Himani: Facebook is moving to limit its staff’s ability to talk about the upcoming election. Meanwhile, the conspiracy theories it had (at a very minimum) a hand in allowing to grow on its platforms are already having their effects on the upcoming election.
Himani: And on the subject of election coverage, last week I highlighted some reporting by the Intercept and a few commenters, rightly, brought to my attention that I was giving far too much credit to a journalist with a troubling history of denying Russian interference in the 2016 election and who had given credibility to an established racist, misogynist and transphobe. (The tweet from the transphobe has been removed from the original post but you can see the discussion in the comments section.)
Coincidentally, this article was published in the New York Times two days later. It describes a pretty substantial fuck-up in the news room that resulted in the arrest of a government informant. (Remember Reality Winner?) But more importantly, this whole situation serves as a reminder, as the presidential election kicks into high gear, to approach the news with ever-increasing caution. Also coincidentally, Vox published a “Fake News Survival Guide” last week. A lot of things here that might be familiar but some helpful reminders on ways to consume the news without falling prey to all the sensationalism and conspiracy theory-ing.

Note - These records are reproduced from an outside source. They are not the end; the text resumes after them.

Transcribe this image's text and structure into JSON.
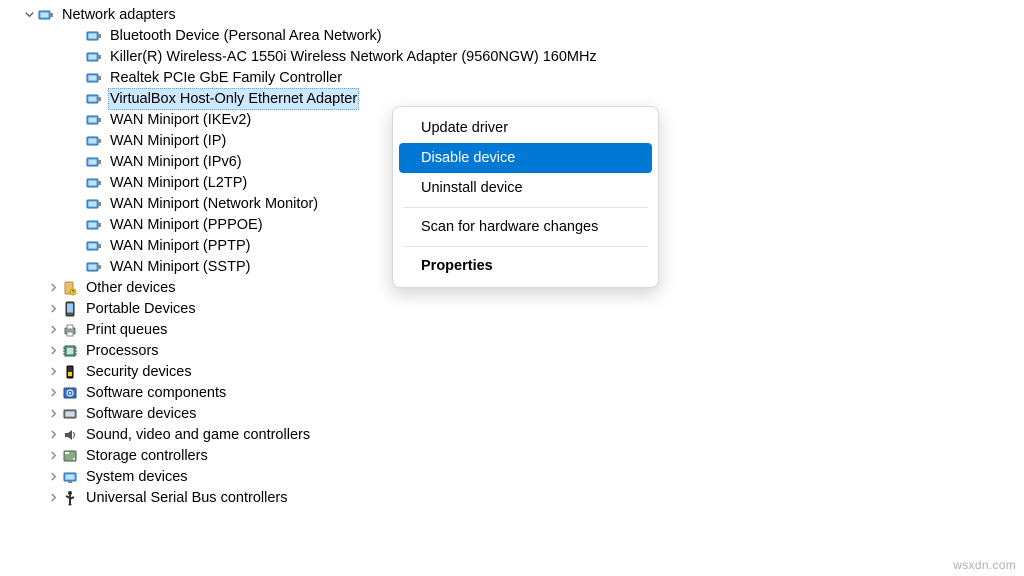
{
  "tree": {
    "root": {
      "label": "Network adapters",
      "icon": "network-adapter-icon",
      "expanded": true
    },
    "devices": [
      {
        "label": "Bluetooth Device (Personal Area Network)",
        "icon": "network-adapter-icon"
      },
      {
        "label": "Killer(R) Wireless-AC 1550i Wireless Network Adapter (9560NGW) 160MHz",
        "icon": "network-adapter-icon"
      },
      {
        "label": "Realtek PCIe GbE Family Controller",
        "icon": "network-adapter-icon"
      },
      {
        "label": "VirtualBox Host-Only Ethernet Adapter",
        "icon": "network-adapter-icon",
        "selected": true
      },
      {
        "label": "WAN Miniport (IKEv2)",
        "icon": "network-adapter-icon"
      },
      {
        "label": "WAN Miniport (IP)",
        "icon": "network-adapter-icon"
      },
      {
        "label": "WAN Miniport (IPv6)",
        "icon": "network-adapter-icon"
      },
      {
        "label": "WAN Miniport (L2TP)",
        "icon": "network-adapter-icon"
      },
      {
        "label": "WAN Miniport (Network Monitor)",
        "icon": "network-adapter-icon"
      },
      {
        "label": "WAN Miniport (PPPOE)",
        "icon": "network-adapter-icon"
      },
      {
        "label": "WAN Miniport (PPTP)",
        "icon": "network-adapter-icon"
      },
      {
        "label": "WAN Miniport (SSTP)",
        "icon": "network-adapter-icon"
      }
    ],
    "categories": [
      {
        "label": "Other devices",
        "icon": "other-devices-icon"
      },
      {
        "label": "Portable Devices",
        "icon": "portable-devices-icon"
      },
      {
        "label": "Print queues",
        "icon": "printer-icon"
      },
      {
        "label": "Processors",
        "icon": "processor-icon"
      },
      {
        "label": "Security devices",
        "icon": "security-device-icon"
      },
      {
        "label": "Software components",
        "icon": "software-component-icon"
      },
      {
        "label": "Software devices",
        "icon": "software-device-icon"
      },
      {
        "label": "Sound, video and game controllers",
        "icon": "sound-icon"
      },
      {
        "label": "Storage controllers",
        "icon": "storage-icon"
      },
      {
        "label": "System devices",
        "icon": "system-device-icon"
      },
      {
        "label": "Universal Serial Bus controllers",
        "icon": "usb-icon"
      }
    ]
  },
  "context_menu": {
    "items": [
      {
        "label": "Update driver",
        "type": "item"
      },
      {
        "label": "Disable device",
        "type": "item",
        "hover": true
      },
      {
        "label": "Uninstall device",
        "type": "item"
      },
      {
        "type": "sep"
      },
      {
        "label": "Scan for hardware changes",
        "type": "item"
      },
      {
        "type": "sep"
      },
      {
        "label": "Properties",
        "type": "item",
        "bold": true
      }
    ]
  },
  "watermark": "wsxdn.com"
}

Well, Here Is One Good Thing that Will Happen on Nov 3
Rachel: Not to brag but did you know that Autostraddle’s own Carmen Rios interviewed Sarah back in 2012? Some things have changed for the better since then! This is so exciting!